and in the opposite direction of transitory pricing errors on average days and the highest volatility days.

This is done through their marketable orders.

56Slide57

Isn’t market efficiency an unqualified benefit?

In the case of free public information, “yes”.With costly private information, it depends:Who is bearing the cost and producing the information?

How do they profit from the information?

57Slide58

Public informationData relevant to the pricing of SPDR 500 index ETF is generated in …

FX marketsBond markets

Other equity markets

If we can more quickly observe, process and trade on the information in these markets, the SPDR will be more correctly priced.

58Slide59

Private information: the fundamental analyst

A mutual fund hires an analyst to generate fundamental information.They trade on this information, profiting at the expense of uninformed/liquidity traders.

Their trading gains partially offset the cost of the information.

59Slide60

Interject another player …

A mutual fund hires an analyst to generate fundamental information.They plan

to trade on this information.

Trader

J “anticipates” their orders and trades in advance of them.The fund’s trading profits are shared with J.Is the mutual fund recouping the cost of the analyst?

If “no,” less information will be produced.

60Slide61

61Slide62

Why does HFQ occur?

Why not? The costs are extremely low.Testing?Malfunction?Interaction of simple

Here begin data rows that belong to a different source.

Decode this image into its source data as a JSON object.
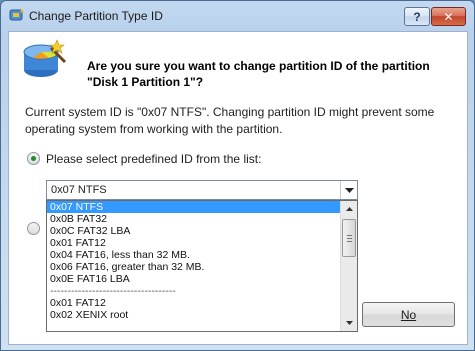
{
  "window": {
    "title": "Change Partition Type ID",
    "help_label": "?",
    "close_label": "✕"
  },
  "dialog": {
    "question_line1": "Are you sure you want to change partition ID of the partition",
    "question_line2": "\"Disk 1 Partition 1\"?",
    "info_text": "Current system ID is \"0x07 NTFS\". Changing partition ID might prevent some operating system from working with the partition.",
    "radio_predefined_label": "Please select predefined ID from the list:",
    "combo_value": "0x07 NTFS",
    "list_items": [
      "0x07 NTFS",
      "0x0B FAT32",
      "0x0C FAT32 LBA",
      "0x01 FAT12",
      "0x04 FAT16, less than 32 MB.",
      "0x06 FAT16, greater than 32 MB.",
      "0x0E FAT16 LBA",
      "------------------------------------",
      "0x01 FAT12",
      "0x02 XENIX root"
    ],
    "no_button_label": "No"
  },
  "colors": {
    "selection": "#3399ff",
    "close_button": "#c4452a",
    "radio_checked": "#2a8a2a"
  }
}
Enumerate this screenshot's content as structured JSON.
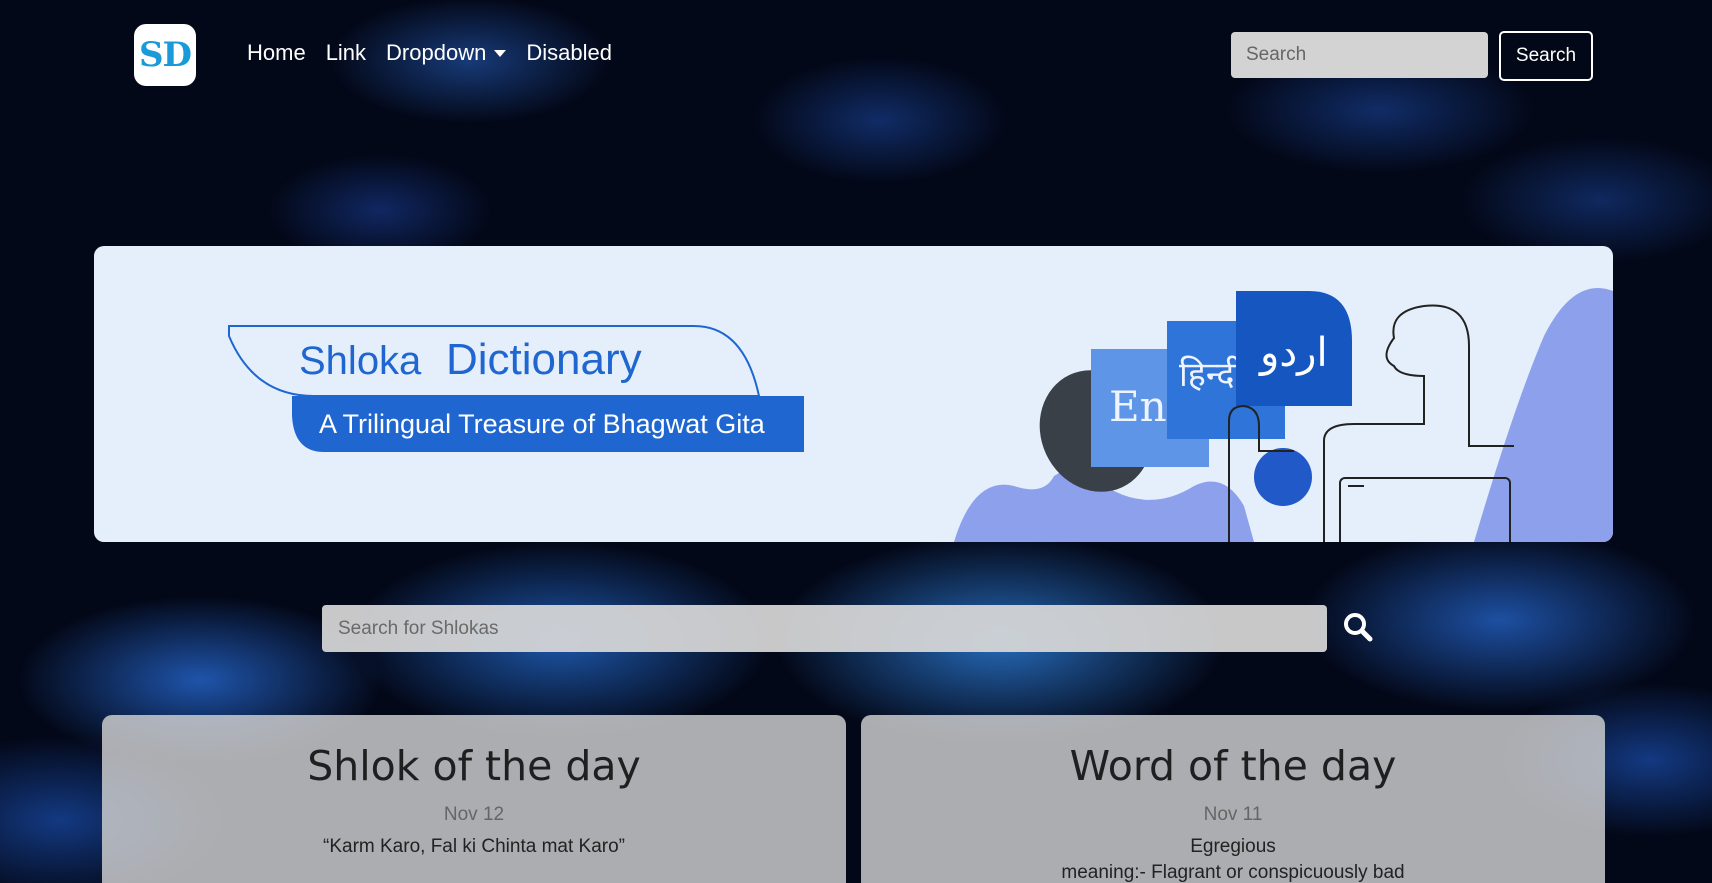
{
  "navbar": {
    "logo_text": "SD",
    "links": [
      {
        "label": "Home"
      },
      {
        "label": "Link"
      },
      {
        "label": "Dropdown"
      },
      {
        "label": "Disabled"
      }
    ],
    "search_placeholder": "Search",
    "search_button": "Search"
  },
  "banner": {
    "title_part1": "Shloka",
    "title_part2": "Dictionary",
    "subtitle": "A Trilingual Treasure of Bhagwat Gita",
    "lang_english": "Eng",
    "lang_hindi": "हिन्दी",
    "lang_urdu": "اردو"
  },
  "main_search": {
    "placeholder": "Search for Shlokas",
    "icon": "search-icon"
  },
  "cards": {
    "shlok": {
      "title": "Shlok of the day",
      "date": "Nov 12",
      "text": "“Karm Karo, Fal ki Chinta mat Karo”"
    },
    "word": {
      "title": "Word of the day",
      "date": "Nov 11",
      "text": "Egregious",
      "meaning": "meaning:- Flagrant or conspicuously bad"
    }
  },
  "colors": {
    "background": "#030818",
    "banner_bg": "#e5effc",
    "brand_blue": "#1f66d1",
    "logo_blue": "#1a9ad8",
    "card_bg": "#d2d2d2"
  }
}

algos

?

Genuinely seeking liquidity (counterparty)?Deliberately introducing noise?Deliberately pushing the NBBO to obtain a favorable price in a dark trade?

62Slide63

Open and Ongoing IssuesValue of absolute and relative speed

Market makersMonitoringManipulations

63Slide64

The value of absolute speed

A stock with volatility of 3% per day≈ 47% per yearSuppose that the volatility is evenly distributed over 6.5 hours

T

he volatility over 10ms

≈ 0.002% = 0.2 bpSignificanceIndexArb.com: the threshold transaction cost bounds for S&P 500 index arbitrage

1.3 index

p

ts

≈ 1.3/1300 = 0.1% = 10 bp

64Slide65

Absolute speed more important if …

Traders successively accessing multiple market center.50 market centers x 10 ms/center = 0.5 sec.

Traders use successive orders each of which depends on results of the previous order.

65Slide66

The value of relative speed

A stock with volatility of 3% per day≈ 47% per yearA single random announcement causes the stock to move

3%

Someone with a

relative time advantage can take long or short position against others and earn 3% First mover in the case of fundamental information imposes adverse selection costs on the market and can lead to market failure.

66Slide67

First mover advantagesPre-

Reg NMS NYSE specialist had first option on SuperDot

order flow.

Broker dealers can re-route orders to public market centers.

Flash orders67Slide68

Are HF traders the new market makers?

Should they be subject to the same affirmative and negative obligations as market-makers in the old trading floors?Do their activities enhance the reputation of the market centers?

How will they be compensated for assuming the market-making obligations?

How much liquidity are they really providing?

68Slide69

MonitoringWho is monitoring the activities of HF traders?

The first-line monitor is the individual market center … of which the HF trading firm might be a partial owner or major customer.

Individual market centers can’t monitor cross-market activity.

69Slide70

Classic manipulation: one security, one market

Bear raids

Pump and dump

Short squeezes

Detection by …Statistical analysisPosition reports, sequenced trade records, market participants known to each other.

70Slide71

New-wave manipulations: some possibilities

multiple securities, multiple marketsSecurity can be constructed by

stripping an index

via derivatives

Can non-directional trading in the underlying affect volatility in the derivatives?Can message traffic be used strategically to alter system-wide latency?

71